It has the kinetic weirdness of a great Spaghetti Western. If you can stand a few really unwatchable horror scenes (isn’t this why we have hands? to put them in front of our faces?), Oldboy is how to survive the nonsense of the institutions we work for.

What is it about revenge tales, and why is Park so good at telling them? This is the second installment of his Vengeance Trilogy (preceded by Sympathy for Mr. Vengeance, and followed by Sympathy for Lady Vengeance, which I quite liked back when I was grading an awful lot of papers a couple of years ago). Is there something to be said here about South Korean culture and politics and the way these brilliant vengeance tales strike a particular chord?

They certainly strike a chord with me. The revenge narrative seems so cathartic because it so often features a protagonist who’s helpless to prevent something bad from happening — so, in response, he/she undertakes a strict regimen of physical and mental training to be ready to exact revenge. That single-minded pursuit, and the clarity of the vengeance motive … oh, I can’t tell you how gratifying it is for those of us who spent an hour on hold waiting for some university administrator.
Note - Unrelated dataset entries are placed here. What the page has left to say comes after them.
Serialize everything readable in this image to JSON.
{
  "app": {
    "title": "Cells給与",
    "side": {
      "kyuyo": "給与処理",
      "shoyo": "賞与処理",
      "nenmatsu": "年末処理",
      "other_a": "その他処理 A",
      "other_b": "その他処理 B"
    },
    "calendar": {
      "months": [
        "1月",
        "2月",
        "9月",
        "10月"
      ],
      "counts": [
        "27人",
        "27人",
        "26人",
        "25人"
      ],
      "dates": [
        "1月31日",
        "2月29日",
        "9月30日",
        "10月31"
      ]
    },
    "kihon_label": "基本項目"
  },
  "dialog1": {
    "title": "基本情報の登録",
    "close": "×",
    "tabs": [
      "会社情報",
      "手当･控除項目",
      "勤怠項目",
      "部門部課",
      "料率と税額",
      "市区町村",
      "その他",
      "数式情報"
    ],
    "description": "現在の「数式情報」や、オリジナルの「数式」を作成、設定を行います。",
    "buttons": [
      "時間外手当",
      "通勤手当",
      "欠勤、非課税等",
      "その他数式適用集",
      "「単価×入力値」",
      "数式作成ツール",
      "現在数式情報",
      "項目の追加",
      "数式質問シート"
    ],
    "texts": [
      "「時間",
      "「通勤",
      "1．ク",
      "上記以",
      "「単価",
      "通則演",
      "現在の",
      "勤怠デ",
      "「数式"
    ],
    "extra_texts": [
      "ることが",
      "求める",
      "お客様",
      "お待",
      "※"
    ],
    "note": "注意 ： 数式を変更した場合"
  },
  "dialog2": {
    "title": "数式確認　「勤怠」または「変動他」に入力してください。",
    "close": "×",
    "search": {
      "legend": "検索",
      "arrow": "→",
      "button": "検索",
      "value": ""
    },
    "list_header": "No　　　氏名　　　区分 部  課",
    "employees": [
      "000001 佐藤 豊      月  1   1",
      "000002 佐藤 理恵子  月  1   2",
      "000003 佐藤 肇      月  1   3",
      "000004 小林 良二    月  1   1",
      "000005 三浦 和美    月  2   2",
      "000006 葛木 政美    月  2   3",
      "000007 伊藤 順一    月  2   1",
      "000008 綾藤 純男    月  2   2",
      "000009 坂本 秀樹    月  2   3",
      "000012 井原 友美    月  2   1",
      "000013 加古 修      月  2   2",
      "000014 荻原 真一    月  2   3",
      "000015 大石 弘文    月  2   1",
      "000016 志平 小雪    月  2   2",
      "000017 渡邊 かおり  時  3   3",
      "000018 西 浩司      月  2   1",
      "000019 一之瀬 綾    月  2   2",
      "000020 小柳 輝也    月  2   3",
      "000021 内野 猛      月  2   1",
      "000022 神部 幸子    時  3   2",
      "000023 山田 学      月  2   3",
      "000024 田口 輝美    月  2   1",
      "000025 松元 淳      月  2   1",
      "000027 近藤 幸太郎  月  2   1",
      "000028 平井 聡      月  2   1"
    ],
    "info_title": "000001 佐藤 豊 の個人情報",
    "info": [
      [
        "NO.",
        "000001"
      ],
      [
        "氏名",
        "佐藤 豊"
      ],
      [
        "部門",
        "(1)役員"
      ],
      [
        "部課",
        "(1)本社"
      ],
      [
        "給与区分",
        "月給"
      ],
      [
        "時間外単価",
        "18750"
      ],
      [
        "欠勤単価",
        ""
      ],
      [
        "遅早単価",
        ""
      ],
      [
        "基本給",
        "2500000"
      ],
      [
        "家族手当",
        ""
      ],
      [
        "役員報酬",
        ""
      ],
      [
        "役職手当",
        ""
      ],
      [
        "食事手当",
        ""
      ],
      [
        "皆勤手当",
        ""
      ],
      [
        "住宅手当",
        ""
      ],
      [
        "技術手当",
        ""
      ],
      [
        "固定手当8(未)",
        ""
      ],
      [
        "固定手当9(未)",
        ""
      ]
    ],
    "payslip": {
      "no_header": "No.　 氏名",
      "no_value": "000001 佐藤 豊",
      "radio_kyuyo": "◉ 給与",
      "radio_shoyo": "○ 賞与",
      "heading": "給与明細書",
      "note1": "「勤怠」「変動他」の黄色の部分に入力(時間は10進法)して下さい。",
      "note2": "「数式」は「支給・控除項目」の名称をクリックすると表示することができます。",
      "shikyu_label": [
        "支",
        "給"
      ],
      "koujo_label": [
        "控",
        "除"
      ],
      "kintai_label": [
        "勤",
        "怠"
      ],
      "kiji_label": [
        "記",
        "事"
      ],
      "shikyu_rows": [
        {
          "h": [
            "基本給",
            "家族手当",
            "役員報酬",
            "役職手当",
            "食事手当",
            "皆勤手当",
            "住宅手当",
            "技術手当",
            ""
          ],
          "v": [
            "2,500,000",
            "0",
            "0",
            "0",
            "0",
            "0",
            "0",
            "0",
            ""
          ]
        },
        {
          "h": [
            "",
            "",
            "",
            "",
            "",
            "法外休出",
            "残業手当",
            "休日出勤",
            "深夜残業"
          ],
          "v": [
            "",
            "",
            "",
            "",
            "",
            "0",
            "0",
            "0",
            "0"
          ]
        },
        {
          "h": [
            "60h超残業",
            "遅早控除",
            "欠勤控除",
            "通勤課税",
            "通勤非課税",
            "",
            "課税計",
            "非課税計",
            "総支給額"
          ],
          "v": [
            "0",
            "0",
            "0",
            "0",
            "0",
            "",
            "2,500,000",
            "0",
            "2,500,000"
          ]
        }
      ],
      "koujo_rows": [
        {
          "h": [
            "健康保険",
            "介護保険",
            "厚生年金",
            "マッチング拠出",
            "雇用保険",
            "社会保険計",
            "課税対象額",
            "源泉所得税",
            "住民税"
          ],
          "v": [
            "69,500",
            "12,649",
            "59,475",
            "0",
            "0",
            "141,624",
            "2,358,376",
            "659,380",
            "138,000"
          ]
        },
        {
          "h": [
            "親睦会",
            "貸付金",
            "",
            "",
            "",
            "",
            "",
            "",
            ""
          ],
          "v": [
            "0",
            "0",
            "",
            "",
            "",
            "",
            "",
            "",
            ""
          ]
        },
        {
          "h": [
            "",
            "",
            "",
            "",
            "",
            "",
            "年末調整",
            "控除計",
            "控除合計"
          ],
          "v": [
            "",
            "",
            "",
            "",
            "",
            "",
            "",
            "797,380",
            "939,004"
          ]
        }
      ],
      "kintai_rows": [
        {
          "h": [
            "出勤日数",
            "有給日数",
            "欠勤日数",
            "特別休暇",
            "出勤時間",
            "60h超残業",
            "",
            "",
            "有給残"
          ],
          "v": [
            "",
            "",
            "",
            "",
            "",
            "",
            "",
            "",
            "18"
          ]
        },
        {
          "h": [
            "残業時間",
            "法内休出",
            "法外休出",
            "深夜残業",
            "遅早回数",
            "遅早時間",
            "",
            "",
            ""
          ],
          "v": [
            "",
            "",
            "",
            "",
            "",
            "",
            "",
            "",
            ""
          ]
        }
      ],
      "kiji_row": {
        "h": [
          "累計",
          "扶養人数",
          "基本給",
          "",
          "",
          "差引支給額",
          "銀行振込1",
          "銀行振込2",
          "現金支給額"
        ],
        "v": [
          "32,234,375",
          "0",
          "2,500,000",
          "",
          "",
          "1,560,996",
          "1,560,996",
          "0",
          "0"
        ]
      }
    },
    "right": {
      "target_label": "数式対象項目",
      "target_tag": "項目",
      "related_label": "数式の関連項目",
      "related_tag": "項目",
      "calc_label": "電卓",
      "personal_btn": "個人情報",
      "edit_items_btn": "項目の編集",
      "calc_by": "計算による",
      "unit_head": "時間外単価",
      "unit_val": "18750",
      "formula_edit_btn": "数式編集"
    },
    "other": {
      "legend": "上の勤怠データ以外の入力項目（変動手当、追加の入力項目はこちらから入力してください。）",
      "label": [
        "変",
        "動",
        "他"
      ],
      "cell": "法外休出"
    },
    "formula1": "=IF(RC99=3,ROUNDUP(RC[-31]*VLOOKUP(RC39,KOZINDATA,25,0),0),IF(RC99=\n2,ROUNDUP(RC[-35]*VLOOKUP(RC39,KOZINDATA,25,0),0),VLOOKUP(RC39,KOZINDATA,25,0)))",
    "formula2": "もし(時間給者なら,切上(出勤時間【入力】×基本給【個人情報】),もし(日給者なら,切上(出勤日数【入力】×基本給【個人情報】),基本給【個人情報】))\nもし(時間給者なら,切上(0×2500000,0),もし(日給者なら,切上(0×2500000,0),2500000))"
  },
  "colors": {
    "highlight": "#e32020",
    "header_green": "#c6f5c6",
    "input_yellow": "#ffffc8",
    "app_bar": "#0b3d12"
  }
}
But it’s not just the actual vengeance; it’s also the ragged edges. The fact that Dae-su is going crazy in his cell as his hair grows longer and frizzier. The fact that exacting revenge is fraught with ambivalence and new revelations about himself and his enemy, revelations that affect his mental clarity.

You see? The vengeance movie shows you that revenge is madness, and perhaps even unsatisfying or soul-destroying. Which is just what I need at the end of a long week, when I looked quite similar to that image of Dae-su, all crazy hair and teeth.

Ordinarily I would have cared more that the female role of Mi-do (Kang Hye-jeong, above) is so lackluster, but hey, that would take some feminist ire that I’ve suppressed to get my full intake of vengeance vitamins. Maybe I’ll muster more bile for the Spike Lee remake of the film, reportedly starring Samuel L. Jackson. I promise you, friends, I have not lost the bile; it’s just a question of administering it to the truly deserving.

In the meantime it’s back to lecture-writing and making the longest to-do lists known to humankind. As much as I do love those regular wages, I tell ya: professoring really tests one’s capacity for institutional bullshit.

Advertisements